▶ Input material
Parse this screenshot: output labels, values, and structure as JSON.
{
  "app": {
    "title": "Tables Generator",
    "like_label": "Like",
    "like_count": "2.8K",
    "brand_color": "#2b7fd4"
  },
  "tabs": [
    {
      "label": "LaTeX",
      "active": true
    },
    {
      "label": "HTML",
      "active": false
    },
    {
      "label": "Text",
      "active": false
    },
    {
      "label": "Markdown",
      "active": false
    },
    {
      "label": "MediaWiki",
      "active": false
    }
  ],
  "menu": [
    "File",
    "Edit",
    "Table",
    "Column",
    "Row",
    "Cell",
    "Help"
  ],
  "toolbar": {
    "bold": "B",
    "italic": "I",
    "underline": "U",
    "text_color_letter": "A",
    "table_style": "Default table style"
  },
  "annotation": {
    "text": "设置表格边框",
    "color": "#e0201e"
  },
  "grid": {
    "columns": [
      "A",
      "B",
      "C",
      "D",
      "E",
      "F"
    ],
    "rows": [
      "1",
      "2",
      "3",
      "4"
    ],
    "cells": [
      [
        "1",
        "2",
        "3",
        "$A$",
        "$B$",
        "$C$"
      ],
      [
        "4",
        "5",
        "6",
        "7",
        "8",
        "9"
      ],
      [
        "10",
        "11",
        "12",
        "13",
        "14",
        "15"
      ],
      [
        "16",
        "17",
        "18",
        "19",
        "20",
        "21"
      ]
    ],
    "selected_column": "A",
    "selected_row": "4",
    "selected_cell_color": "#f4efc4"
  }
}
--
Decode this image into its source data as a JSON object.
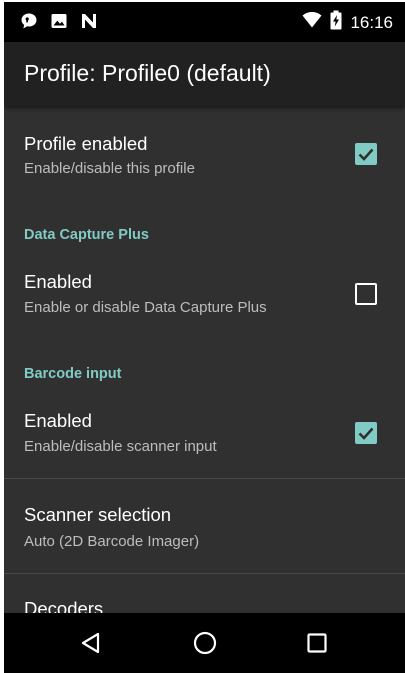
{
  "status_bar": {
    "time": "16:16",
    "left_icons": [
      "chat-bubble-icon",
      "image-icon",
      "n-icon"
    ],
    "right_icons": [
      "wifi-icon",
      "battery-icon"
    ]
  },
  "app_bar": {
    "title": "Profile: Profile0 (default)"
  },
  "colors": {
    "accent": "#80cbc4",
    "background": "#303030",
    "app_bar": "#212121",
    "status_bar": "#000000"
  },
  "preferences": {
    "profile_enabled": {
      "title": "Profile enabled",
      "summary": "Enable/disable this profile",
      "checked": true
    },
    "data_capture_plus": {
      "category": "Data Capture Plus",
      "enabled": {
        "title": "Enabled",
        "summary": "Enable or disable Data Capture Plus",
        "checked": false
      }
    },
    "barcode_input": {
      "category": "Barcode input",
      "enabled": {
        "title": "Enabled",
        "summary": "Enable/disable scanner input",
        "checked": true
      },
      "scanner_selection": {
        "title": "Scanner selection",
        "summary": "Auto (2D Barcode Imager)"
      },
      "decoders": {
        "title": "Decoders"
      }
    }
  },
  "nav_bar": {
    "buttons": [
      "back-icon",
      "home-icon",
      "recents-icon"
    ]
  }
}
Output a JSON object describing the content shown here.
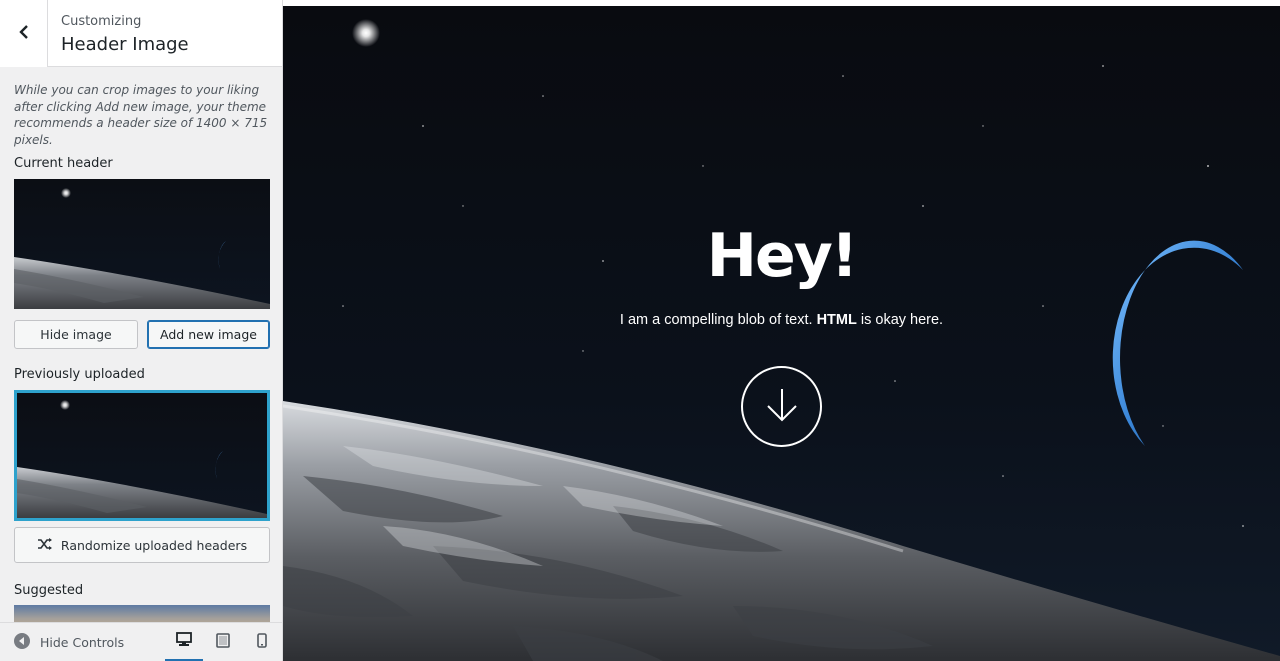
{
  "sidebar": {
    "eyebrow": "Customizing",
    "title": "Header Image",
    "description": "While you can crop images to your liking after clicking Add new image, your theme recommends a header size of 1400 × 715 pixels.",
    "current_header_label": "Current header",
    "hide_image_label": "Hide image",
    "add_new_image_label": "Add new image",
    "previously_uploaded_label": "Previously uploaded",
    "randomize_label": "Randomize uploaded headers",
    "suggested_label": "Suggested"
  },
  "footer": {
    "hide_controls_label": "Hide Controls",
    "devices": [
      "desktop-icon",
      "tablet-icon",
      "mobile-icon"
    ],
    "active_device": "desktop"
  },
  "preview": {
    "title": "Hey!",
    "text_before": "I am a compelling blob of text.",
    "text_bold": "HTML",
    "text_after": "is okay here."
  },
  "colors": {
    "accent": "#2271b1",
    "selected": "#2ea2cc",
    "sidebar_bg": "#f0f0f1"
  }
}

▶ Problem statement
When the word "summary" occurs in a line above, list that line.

▶ Worked solution
      "summary": "Enable/disable this profile",
        "summary": "Enable or disable Data Capture Plus",
        "summary": "Enable/disable scanner input",
        "summary": "Auto (2D Barcode Imager)"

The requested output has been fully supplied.